When a line below holds the string "time", show that line.
===== Material for the task
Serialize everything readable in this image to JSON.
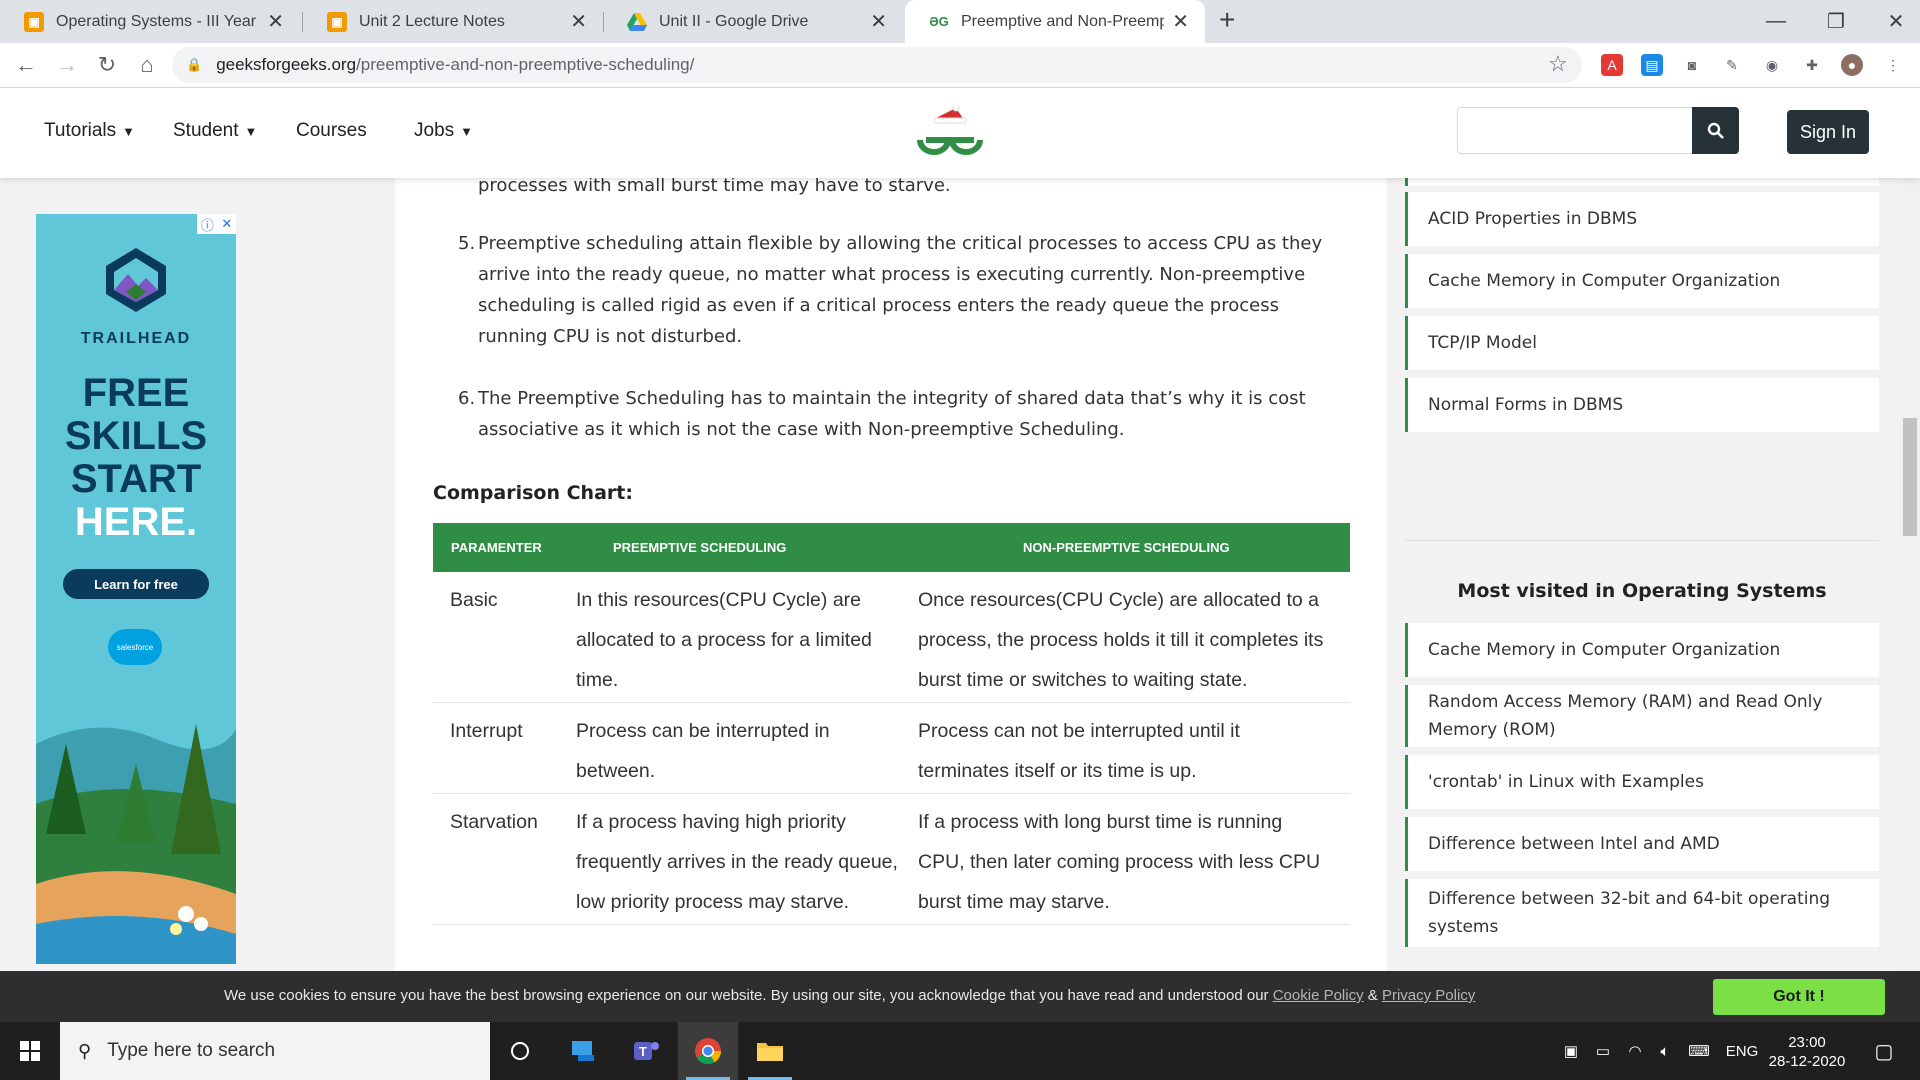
{
  "tabs": [
    {
      "title": "Operating Systems - III Year IT (B",
      "icon": "classroom-icon",
      "color": "#f29900"
    },
    {
      "title": "Unit 2 Lecture Notes",
      "icon": "classroom-icon",
      "color": "#f29900"
    },
    {
      "title": "Unit II - Google Drive",
      "icon": "drive-icon",
      "color": "#1fa463"
    },
    {
      "title": "Preemptive and Non-Preemptive",
      "icon": "gfg-icon",
      "color": "#2f8d46"
    }
  ],
  "address": {
    "domain": "geeksforgeeks.org",
    "path": "/preemptive-and-non-preemptive-scheduling/"
  },
  "nav": {
    "tutorials": "Tutorials",
    "student": "Student",
    "courses": "Courses",
    "jobs": "Jobs",
    "sign_in": "Sign In"
  },
  "ad": {
    "brand": "TRAILHEAD",
    "headline": [
      "FREE",
      "SKILLS",
      "START",
      "HERE."
    ],
    "cta": "Learn for free",
    "sponsor": "salesforce"
  },
  "article": {
    "cut_line": "processes with small burst time may have to starve.",
    "points": [
      {
        "num": "5.",
        "text": "Preemptive scheduling attain flexible by allowing the critical processes to access CPU as they arrive into the ready queue, no matter what process is executing currently. Non-preemptive scheduling is called rigid as even if a critical process enters the ready queue the process running CPU is not disturbed."
      },
      {
        "num": "6.",
        "text": "The Preemptive Scheduling has to maintain the integrity of shared data that’s why it is cost associative as it which is not the case with Non-preemptive Scheduling."
      }
    ],
    "comparison_title": "Comparison Chart:",
    "table": {
      "headers": [
        "PARAMENTER",
        "PREEMPTIVE SCHEDULING",
        "NON-PREEMPTIVE SCHEDULING"
      ],
      "rows": [
        [
          "Basic",
          "In this resources(CPU Cycle) are allocated to a process for a limited time.",
          "Once resources(CPU Cycle) are allocated to a process, the process holds it till it completes its burst time or switches to waiting state."
        ],
        [
          "Interrupt",
          "Process can be interrupted in between.",
          "Process can not be interrupted until it terminates itself or its time is up."
        ],
        [
          "Starvation",
          "If a process having high priority frequently arrives in the ready queue, low priority process may starve.",
          "If a process with long burst time is running CPU, then later coming process with less CPU burst time may starve."
        ]
      ]
    }
  },
  "sidebar": {
    "top_links": [
      "ACID Properties in DBMS",
      "Cache Memory in Computer Organization",
      "TCP/IP Model",
      "Normal Forms in DBMS"
    ],
    "most_visited_title": "Most visited in Operating Systems",
    "most_visited": [
      "Cache Memory in Computer Organization",
      "Random Access Memory (RAM) and Read Only Memory (ROM)",
      "'crontab' in Linux with Examples",
      "Difference between Intel and AMD",
      "Difference between 32-bit and 64-bit operating systems"
    ]
  },
  "cookie": {
    "text": "We use cookies to ensure you have the best browsing experience on our website. By using our site, you acknowledge that you have read and understood our ",
    "cookie_policy": "Cookie Policy",
    "amp": " & ",
    "privacy_policy": "Privacy Policy",
    "button": "Got It !"
  },
  "taskbar": {
    "search_placeholder": "Type here to search",
    "lang": "ENG",
    "time": "23:00",
    "date": "28-12-2020"
  },
  "colors": {
    "gfg_green": "#2f8d46",
    "dark_button": "#263238",
    "cookie_button": "#7ae046"
  }
}
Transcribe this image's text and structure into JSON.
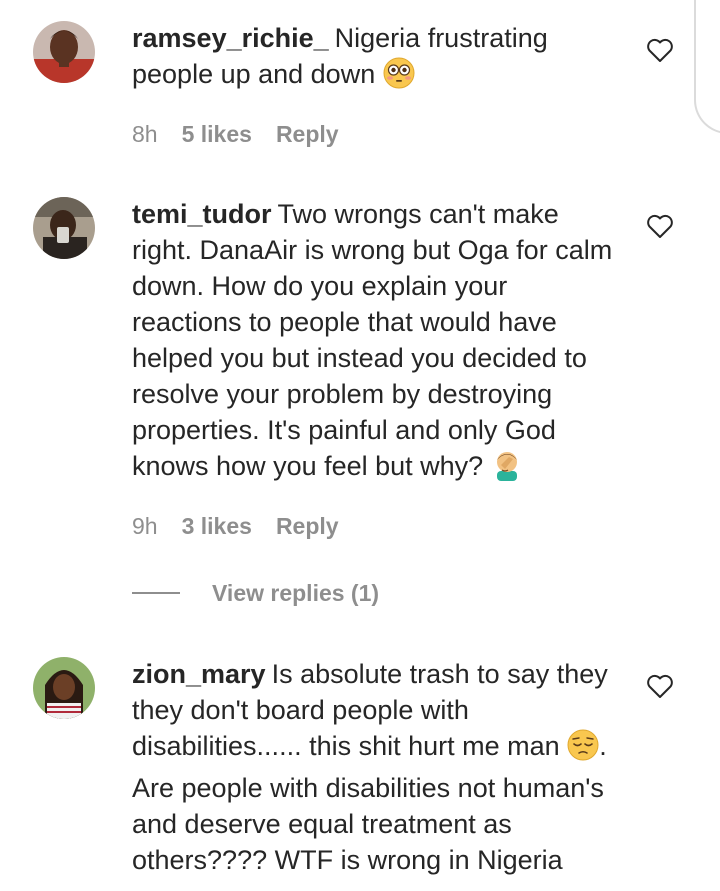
{
  "comments": [
    {
      "username": "ramsey_richie_",
      "text": "Nigeria frustrating people up and down",
      "emoji": "flushed-face",
      "time": "8h",
      "likes": "5 likes",
      "reply": "Reply"
    },
    {
      "username": "temi_tudor",
      "text": "Two wrongs can't make right. DanaAir is wrong but Oga for calm down. How do you explain your reactions to people that would have helped you but instead you decided to resolve your problem by destroying properties. It's painful and only God knows how you feel but why?",
      "emoji": "man-facepalming",
      "time": "9h",
      "likes": "3 likes",
      "reply": "Reply",
      "view_replies": "View replies (1)"
    },
    {
      "username": "zion_mary",
      "text_part1": "Is absolute trash to say they they don't board people with disabilities...... this shit hurt me man",
      "emoji": "pensive-face",
      "text_part2": ". Are people with disabilities not human's and deserve equal treatment as others???? WTF is wrong in Nigeria"
    }
  ],
  "colors": {
    "text": "#262626",
    "meta": "#8e8e8e",
    "background": "#ffffff"
  }
}
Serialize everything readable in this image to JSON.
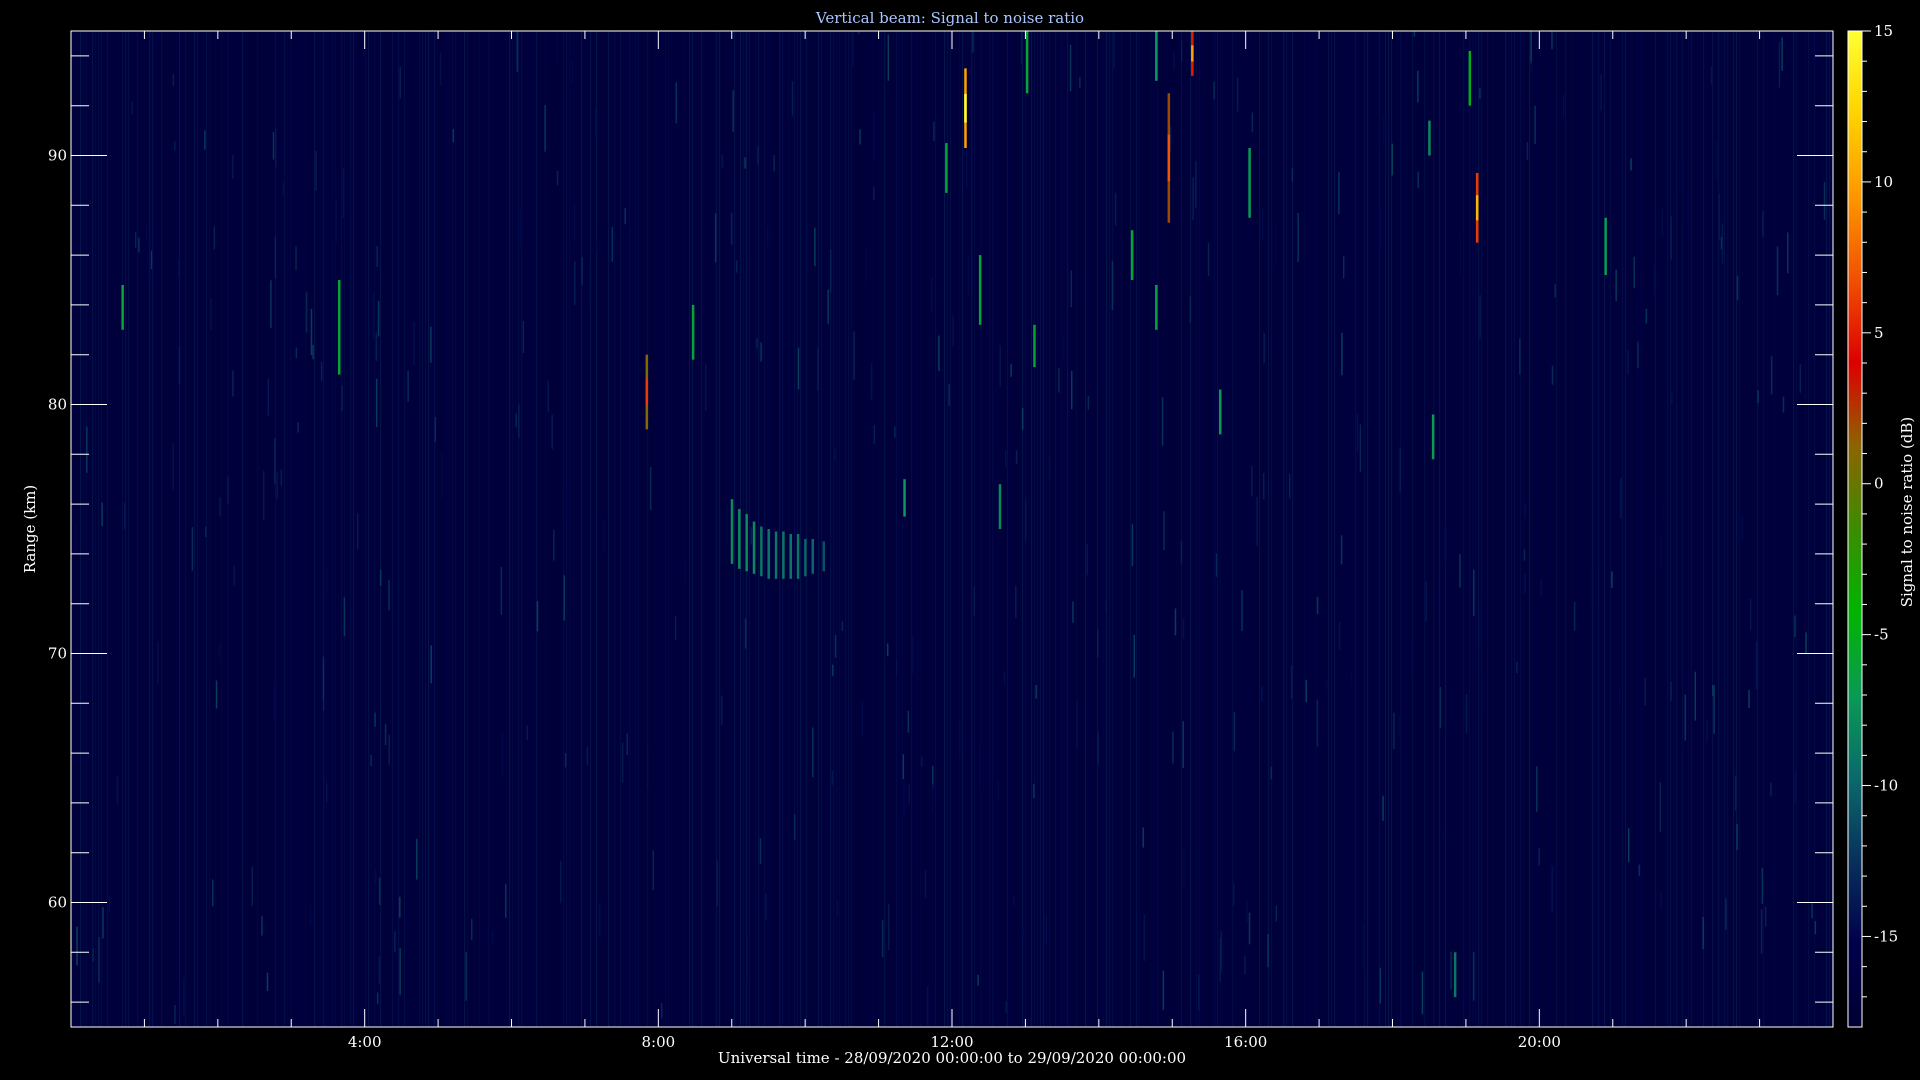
{
  "chart_data": {
    "type": "heatmap",
    "title": "Vertical beam: Signal to noise ratio",
    "xlabel": "Universal time - 28/09/2020 00:00:00 to 29/09/2020 00:00:00",
    "ylabel": "Range (km)",
    "x_unit": "hours UT",
    "xlim": [
      0,
      24
    ],
    "ylim": [
      55,
      95
    ],
    "x_ticks": [
      {
        "value": 4,
        "label": "4:00"
      },
      {
        "value": 8,
        "label": "8:00"
      },
      {
        "value": 12,
        "label": "12:00"
      },
      {
        "value": 16,
        "label": "16:00"
      },
      {
        "value": 20,
        "label": "20:00"
      }
    ],
    "y_ticks": [
      {
        "value": 60,
        "label": "60"
      },
      {
        "value": 70,
        "label": "70"
      },
      {
        "value": 80,
        "label": "80"
      },
      {
        "value": 90,
        "label": "90"
      }
    ],
    "background_snr_db": -17,
    "colorbar": {
      "label": "Signal to noise ratio (dB)",
      "min": -18,
      "max": 15,
      "ticks": [
        {
          "value": 15,
          "label": "15"
        },
        {
          "value": 10,
          "label": "10"
        },
        {
          "value": 5,
          "label": "5"
        },
        {
          "value": 0,
          "label": "0"
        },
        {
          "value": -5,
          "label": "-5"
        },
        {
          "value": -10,
          "label": "-10"
        },
        {
          "value": -15,
          "label": "-15"
        }
      ],
      "colors": [
        "#000033",
        "#00004a",
        "#08305c",
        "#0a6a6a",
        "#0a9a55",
        "#00b400",
        "#3c8c00",
        "#8c6400",
        "#dc0000",
        "#f05000",
        "#ff9600",
        "#ffd200",
        "#ffff32"
      ]
    },
    "features": [
      {
        "t": 0.7,
        "r0": 83.0,
        "r1": 84.8,
        "snr": -6
      },
      {
        "t": 3.65,
        "r0": 81.2,
        "r1": 85.0,
        "snr": -6
      },
      {
        "t": 7.84,
        "r0": 79.0,
        "r1": 82.0,
        "snr": 1
      },
      {
        "t": 8.47,
        "r0": 81.8,
        "r1": 84.0,
        "snr": -6
      },
      {
        "t": 11.35,
        "r0": 75.5,
        "r1": 77.0,
        "snr": -7
      },
      {
        "t": 11.92,
        "r0": 88.5,
        "r1": 90.5,
        "snr": -6
      },
      {
        "t": 12.18,
        "r0": 90.3,
        "r1": 93.5,
        "snr": 10
      },
      {
        "t": 12.38,
        "r0": 83.2,
        "r1": 86.0,
        "snr": -6
      },
      {
        "t": 12.65,
        "r0": 75.0,
        "r1": 76.8,
        "snr": -8
      },
      {
        "t": 13.02,
        "r0": 92.5,
        "r1": 95.0,
        "snr": -6
      },
      {
        "t": 13.12,
        "r0": 81.5,
        "r1": 83.2,
        "snr": -6
      },
      {
        "t": 14.45,
        "r0": 85.0,
        "r1": 87.0,
        "snr": -6
      },
      {
        "t": 14.78,
        "r0": 83.0,
        "r1": 84.8,
        "snr": -6
      },
      {
        "t": 14.78,
        "r0": 93.0,
        "r1": 95.0,
        "snr": -7
      },
      {
        "t": 14.95,
        "r0": 87.3,
        "r1": 92.5,
        "snr": 2
      },
      {
        "t": 15.27,
        "r0": 93.2,
        "r1": 95.0,
        "snr": 5
      },
      {
        "t": 15.65,
        "r0": 78.8,
        "r1": 80.6,
        "snr": -7
      },
      {
        "t": 16.05,
        "r0": 87.5,
        "r1": 90.3,
        "snr": -7
      },
      {
        "t": 18.5,
        "r0": 90.0,
        "r1": 91.4,
        "snr": -8
      },
      {
        "t": 18.55,
        "r0": 77.8,
        "r1": 79.6,
        "snr": -7
      },
      {
        "t": 18.85,
        "r0": 56.2,
        "r1": 58.0,
        "snr": -9
      },
      {
        "t": 19.05,
        "r0": 92.0,
        "r1": 94.2,
        "snr": -5
      },
      {
        "t": 19.15,
        "r0": 86.5,
        "r1": 89.3,
        "snr": 6
      },
      {
        "t": 20.9,
        "r0": 85.2,
        "r1": 87.5,
        "snr": -7
      },
      {
        "t": 9.0,
        "r0": 73.6,
        "r1": 76.2,
        "snr": -8
      },
      {
        "t": 9.1,
        "r0": 73.4,
        "r1": 75.8,
        "snr": -8
      },
      {
        "t": 9.2,
        "r0": 73.3,
        "r1": 75.6,
        "snr": -8
      },
      {
        "t": 9.3,
        "r0": 73.2,
        "r1": 75.3,
        "snr": -8
      },
      {
        "t": 9.4,
        "r0": 73.1,
        "r1": 75.1,
        "snr": -9
      },
      {
        "t": 9.5,
        "r0": 73.0,
        "r1": 75.0,
        "snr": -9
      },
      {
        "t": 9.6,
        "r0": 73.0,
        "r1": 74.9,
        "snr": -9
      },
      {
        "t": 9.7,
        "r0": 73.0,
        "r1": 74.9,
        "snr": -9
      },
      {
        "t": 9.8,
        "r0": 73.0,
        "r1": 74.8,
        "snr": -9
      },
      {
        "t": 9.9,
        "r0": 73.0,
        "r1": 74.8,
        "snr": -9
      },
      {
        "t": 10.0,
        "r0": 73.1,
        "r1": 74.6,
        "snr": -10
      },
      {
        "t": 10.1,
        "r0": 73.2,
        "r1": 74.6,
        "snr": -10
      },
      {
        "t": 10.25,
        "r0": 73.3,
        "r1": 74.5,
        "snr": -11
      }
    ]
  }
}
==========
§ Written response
    "cut_line": "processes with small burst time may have to starve.",
          "In this resources(CPU Cycle) are allocated to a process for a limited time.",
          "Once resources(CPU Cycle) are allocated to a process, the process holds it till it completes its burst time or switches to waiting state."
          "Process can not be interrupted until it terminates itself or its time is up."
          "If a process with long burst time is running CPU, then later coming process with less CPU burst time may starve."
    "time": "23:00",
      "time": "8h",
      "time": "9h",
    "xlabel": "Universal time - 28/09/2020 00:00:00 to 29/09/2020 00:00:00",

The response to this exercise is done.